Freelancing comes with many perks such as the ability to choose your work assignments and work flexibility. However, it has its downside as well. A common problem that most newbie freelancer writers face is keeping up your morale as you kick-start your freelance writing career. Trust me, I’ve been there. As a beginner, you haven’t built up a strong portfolio yet and with every pitch you send out, your hopes go soaring, only to fizzle out a week later. Rejection is hard to face and we freelance writers voluntarily expose ourselves to rejection over and over again. One of the hardest things to do when starting out as a freelance writer is keeping up your morale in the face of continuous disappointments. Here are 3 tips that helped me keep my chin up – and will hopefully help you too:

 

1. Learn to feel good about yourself: Although it is very difficult to believe in yourself when you keep getting rejection letters from editors, it is also exactly the time to give yourself some love. I save every good comment or appreciative feedback that I ever got for my writing. It could be from family, friends or total strangers. It could be on one of your published articles or even on your blog. Build a database of all the positive comments that your writing has ever garnered – you could print out the comments and save them in a folder or simply bookmark them on your computer. When you are feeling particularly uncharitable towards yourself, revisit them. Surely, all those people would not be wrong about you? This will help nip negativity in the bud, cheer you up, build your confidence and restore your faith in your work.

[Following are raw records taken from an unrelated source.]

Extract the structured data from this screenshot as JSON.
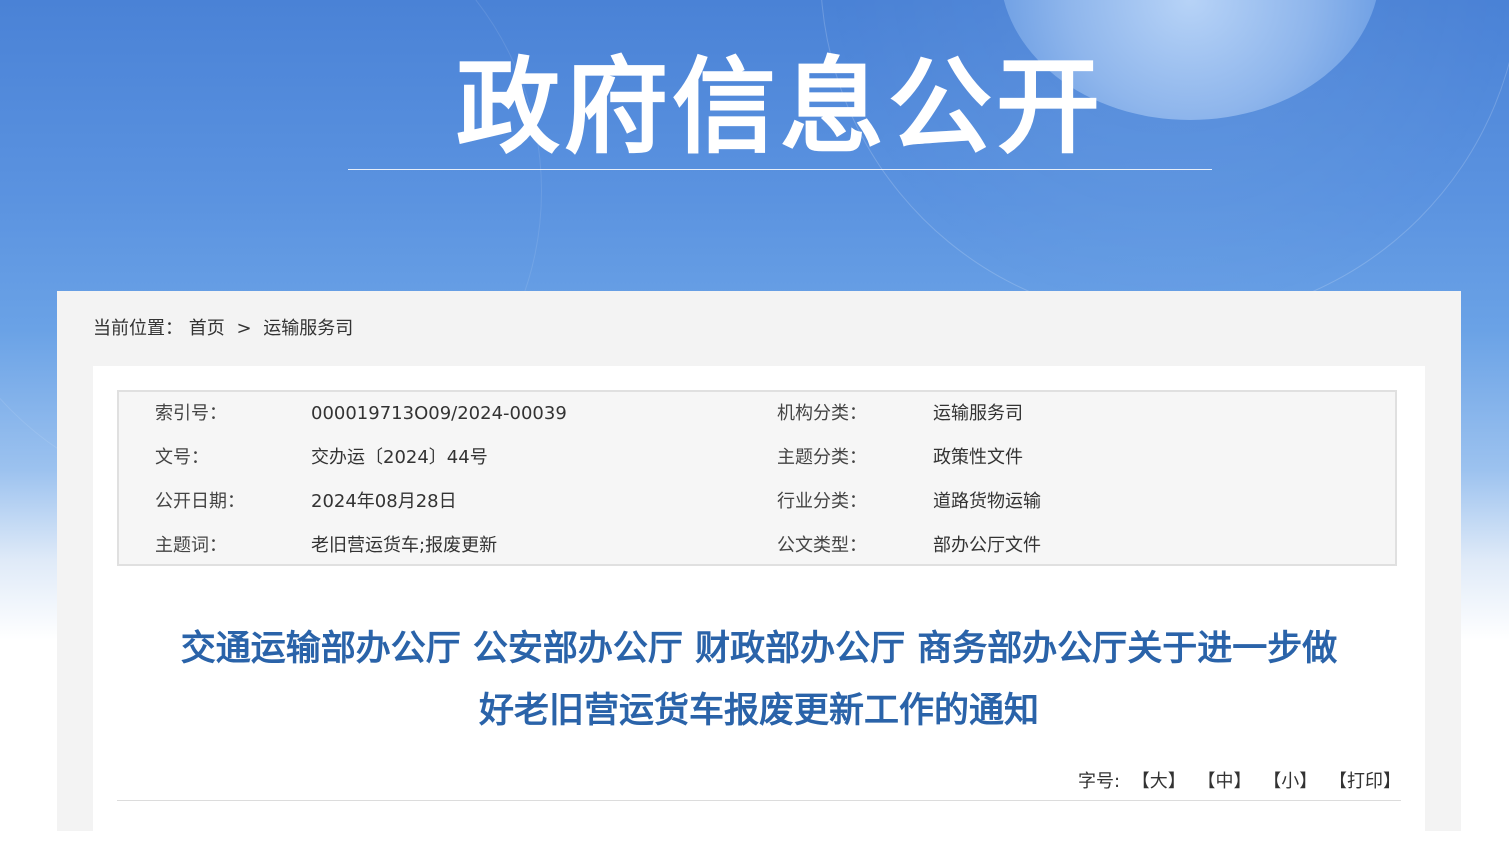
{
  "banner": {
    "title": "政府信息公开"
  },
  "breadcrumb": {
    "prefix": "当前位置：",
    "home": "首页",
    "separator": ">",
    "current": "运输服务司"
  },
  "meta": {
    "index_label": "索引号：",
    "index_value": "000019713O09/2024-00039",
    "org_label": "机构分类：",
    "org_value": "运输服务司",
    "docno_label": "文号：",
    "docno_value": "交办运〔2024〕44号",
    "topic_label": "主题分类：",
    "topic_value": "政策性文件",
    "date_label": "公开日期：",
    "date_value": "2024年08月28日",
    "industry_label": "行业分类：",
    "industry_value": "道路货物运输",
    "keywords_label": "主题词：",
    "keywords_value": "老旧营运货车;报废更新",
    "doctype_label": "公文类型：",
    "doctype_value": "部办公厅文件"
  },
  "document": {
    "title_line1": "交通运输部办公厅 公安部办公厅 财政部办公厅 商务部办公厅关于进一步做",
    "title_line2": "好老旧营运货车报废更新工作的通知"
  },
  "font_size_bar": {
    "label": "字号:",
    "large": "【大】",
    "medium": "【中】",
    "small": "【小】",
    "print": "【打印】"
  },
  "colors": {
    "banner_blue": "#4a82d6",
    "title_blue": "#2a63a9"
  }
}
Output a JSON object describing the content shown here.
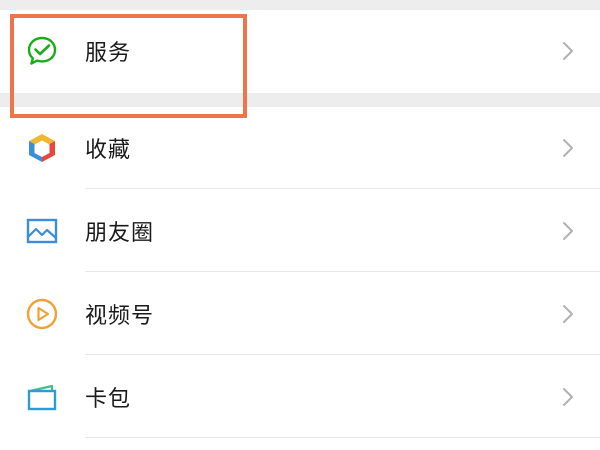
{
  "items": [
    {
      "label": "服务",
      "icon": "wechat-pay-check-icon",
      "color": "#1aad19"
    },
    {
      "label": "收藏",
      "icon": "favorites-cube-icon",
      "color": "#f0b731"
    },
    {
      "label": "朋友圈",
      "icon": "moments-picture-icon",
      "color": "#3b8ed9"
    },
    {
      "label": "视频号",
      "icon": "channels-play-icon",
      "color": "#f0a23a"
    },
    {
      "label": "卡包",
      "icon": "card-wallet-icon",
      "color": "#2d9bd6"
    }
  ],
  "highlight": {
    "color": "#ee7449",
    "target": "服务"
  },
  "colors": {
    "background": "#ffffff",
    "separator": "#ededed",
    "chevron": "#b2b2b2",
    "text": "#1a1a1a"
  }
}
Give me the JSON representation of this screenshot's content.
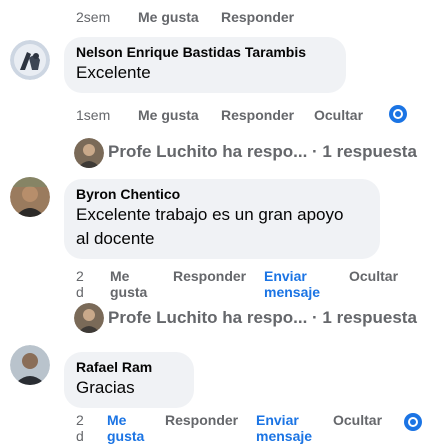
{
  "top_actions": {
    "time": "2sem",
    "like": "Me gusta",
    "reply": "Responder"
  },
  "comments": [
    {
      "author": "Nelson Enrique Bastidas Tarambis",
      "text": "Excelente",
      "time": "1sem",
      "like": "Me gusta",
      "reply": "Responder",
      "hide": "Ocultar",
      "reply_summary": {
        "author": "Profe Luchito ha respo...",
        "count": "· 1 respuesta"
      }
    },
    {
      "author": "Byron Chentico",
      "text_line1": "Excelente trabajo es un gran apoyo",
      "text_line2": "al docente",
      "time_a": "2",
      "time_b": "d",
      "like_a": "Me",
      "like_b": "gusta",
      "reply": "Responder",
      "message_a": "Enviar",
      "message_b": "mensaje",
      "hide": "Ocultar",
      "reply_summary": {
        "author": "Profe Luchito ha respo...",
        "count": "· 1 respuesta"
      }
    },
    {
      "author": "Rafael Ram",
      "text": "Gracias",
      "time_a": "2",
      "time_b": "d",
      "like_a": "Me",
      "like_b": "gusta",
      "reply": "Responder",
      "message_a": "Enviar",
      "message_b": "mensaje",
      "hide": "Ocultar"
    }
  ],
  "icons": {
    "messenger": "messenger-icon"
  },
  "colors": {
    "bubble": "#f0f2f5",
    "meta_text": "#65676b",
    "link_blue": "#1b74e4"
  }
}
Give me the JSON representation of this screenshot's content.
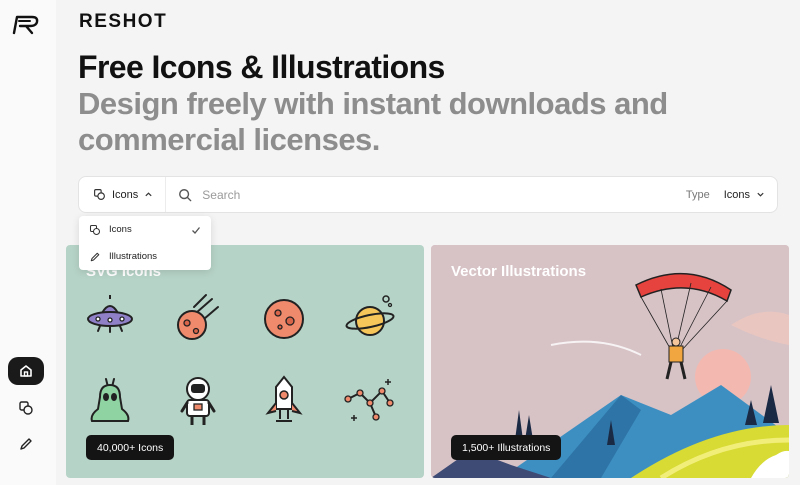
{
  "app": {
    "brand": "RESHOT"
  },
  "hero": {
    "title": "Free Icons & Illustrations",
    "subtitle": "Design freely with instant downloads and commercial licenses."
  },
  "search": {
    "type_selector": "Icons",
    "placeholder": "Search",
    "type_label": "Type",
    "type_value": "Icons"
  },
  "dropdown": {
    "items": [
      {
        "label": "Icons",
        "selected": true,
        "icon": "shapes-icon"
      },
      {
        "label": "Illustrations",
        "selected": false,
        "icon": "pencil-icon"
      }
    ]
  },
  "cards": {
    "icons": {
      "title": "SVG Icons",
      "badge": "40,000+ Icons"
    },
    "illustrations": {
      "title": "Vector Illustrations",
      "badge": "1,500+ Illustrations"
    }
  },
  "sidebar": {
    "items": [
      {
        "name": "home",
        "icon": "home-icon",
        "active": true
      },
      {
        "name": "icons",
        "icon": "shapes-icon",
        "active": false
      },
      {
        "name": "illustrations",
        "icon": "pencil-icon",
        "active": false
      }
    ]
  },
  "colors": {
    "icons_card_bg": "#b6d3c7",
    "illustrations_card_bg": "#d7c2c6",
    "subtitle_gray": "#8d8d8d",
    "icon_accent_red": "#f08a6c",
    "icon_accent_purple": "#8f80c8",
    "icon_accent_green": "#8fd3a3",
    "icon_accent_yellow": "#f7c65a"
  }
}
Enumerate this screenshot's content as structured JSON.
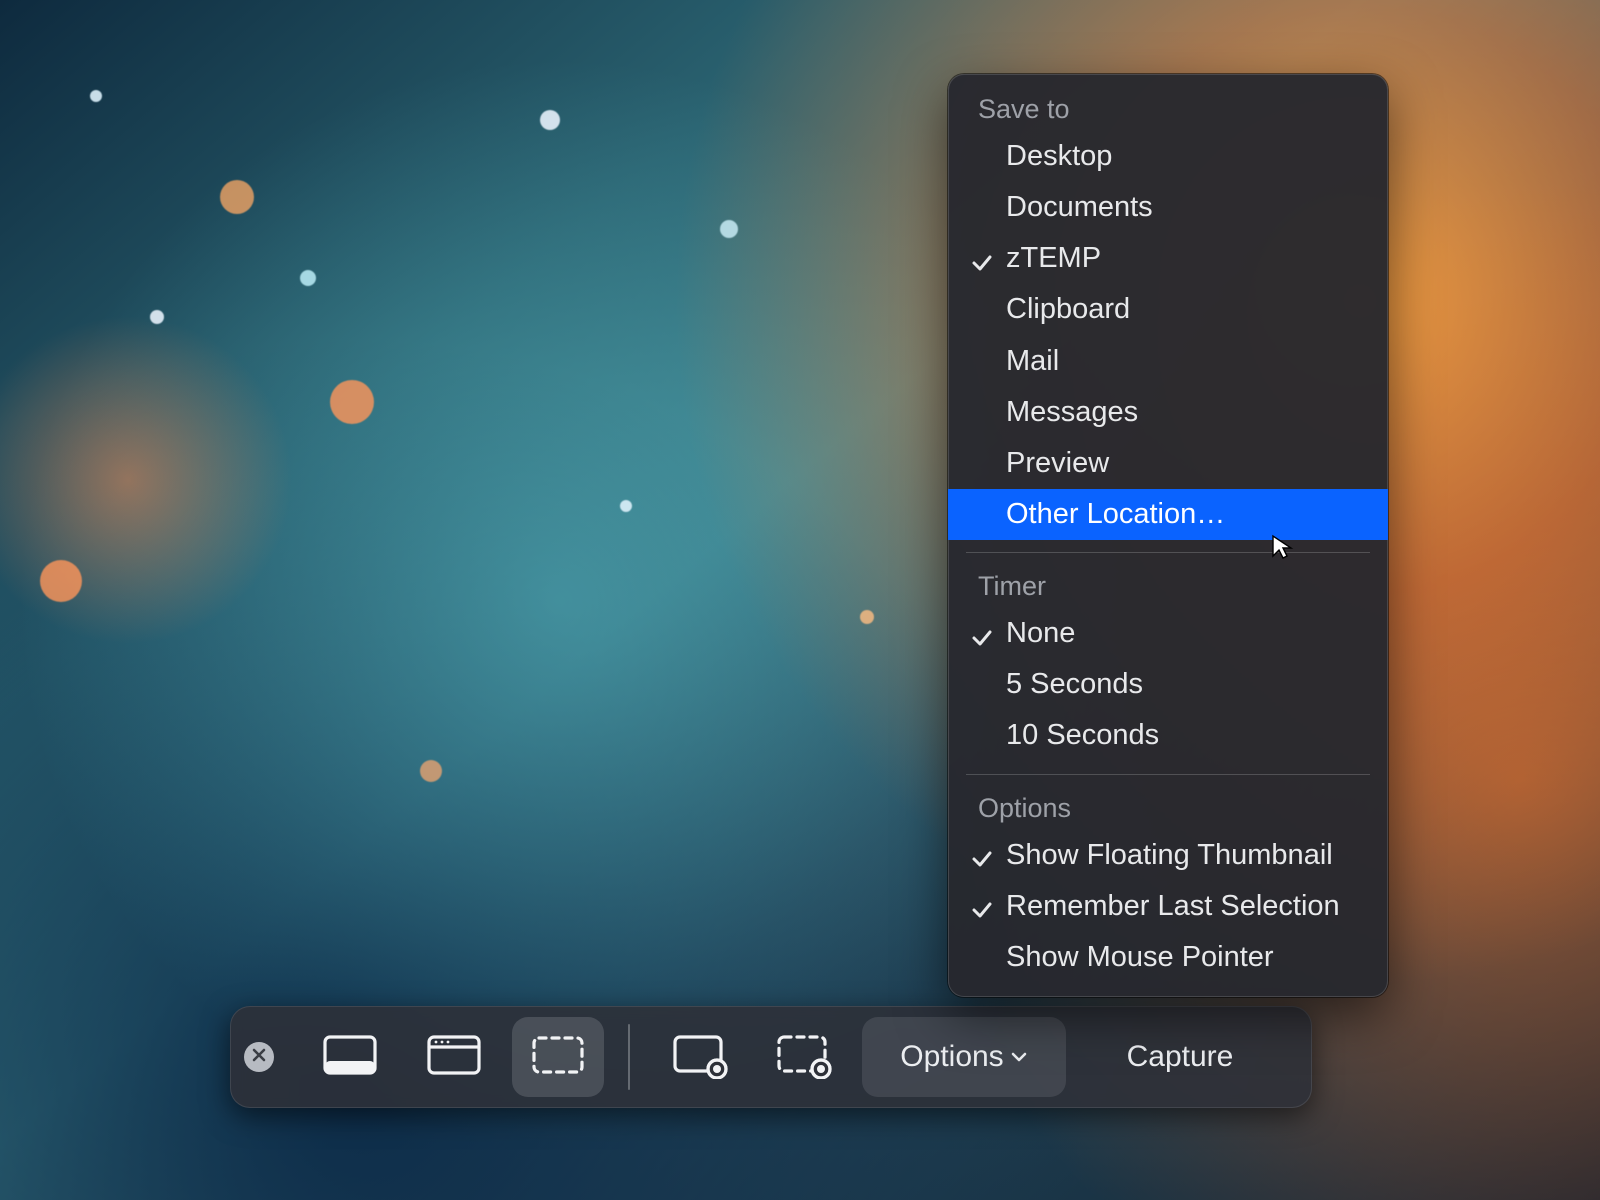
{
  "toolbar": {
    "options_label": "Options",
    "capture_label": "Capture"
  },
  "menu": {
    "sections": [
      {
        "header": "Save to",
        "items": [
          {
            "label": "Desktop",
            "checked": false,
            "hover": false
          },
          {
            "label": "Documents",
            "checked": false,
            "hover": false
          },
          {
            "label": "zTEMP",
            "checked": true,
            "hover": false
          },
          {
            "label": "Clipboard",
            "checked": false,
            "hover": false
          },
          {
            "label": "Mail",
            "checked": false,
            "hover": false
          },
          {
            "label": "Messages",
            "checked": false,
            "hover": false
          },
          {
            "label": "Preview",
            "checked": false,
            "hover": false
          },
          {
            "label": "Other Location…",
            "checked": false,
            "hover": true
          }
        ]
      },
      {
        "header": "Timer",
        "items": [
          {
            "label": "None",
            "checked": true,
            "hover": false
          },
          {
            "label": "5 Seconds",
            "checked": false,
            "hover": false
          },
          {
            "label": "10 Seconds",
            "checked": false,
            "hover": false
          }
        ]
      },
      {
        "header": "Options",
        "items": [
          {
            "label": "Show Floating Thumbnail",
            "checked": true,
            "hover": false
          },
          {
            "label": "Remember Last Selection",
            "checked": true,
            "hover": false
          },
          {
            "label": "Show Mouse Pointer",
            "checked": false,
            "hover": false
          }
        ]
      }
    ]
  }
}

Keep Up Your Morale
Photo credit: Jennifer (Used under the Creative Commons Attribution License.)

 

2. Don’t take it personally: Don’t take every rejection as a personal attack on your writing skills. Perhaps, the pitch was not suited to that particular publication at that point in time or perhaps they carried a similar piece quite recently or maybe the editor simply missed seeing your mail. You have no clue and there is no need to be offended. Train yourself to let it go. If the editor gives you any explanation for turning down your pitch, view it as constructive criticism and see what you can learn from it.

 

3. Keep writing for yourself: Most freelance writers start out because of their love and passion for writing. However, we often have to alter our writing to suit the editors’ or readers’ tastes and requirements. Soon, many writers get disillusioned with the whole process and writing begins to lose its charm. To prevent this, keep writing for yourself too. Maintain a blog or a journal where you can give free reign to your pen without worrying about word limits and house style. Simply savor expressing yourself and keep the magic of writing alive. I hope these pointers will help keep your morale up on your freelance journey! All the best!

 

Don’t forget to connect with Anne via her profile on Nabbesh and follow @annejwrites on twitter.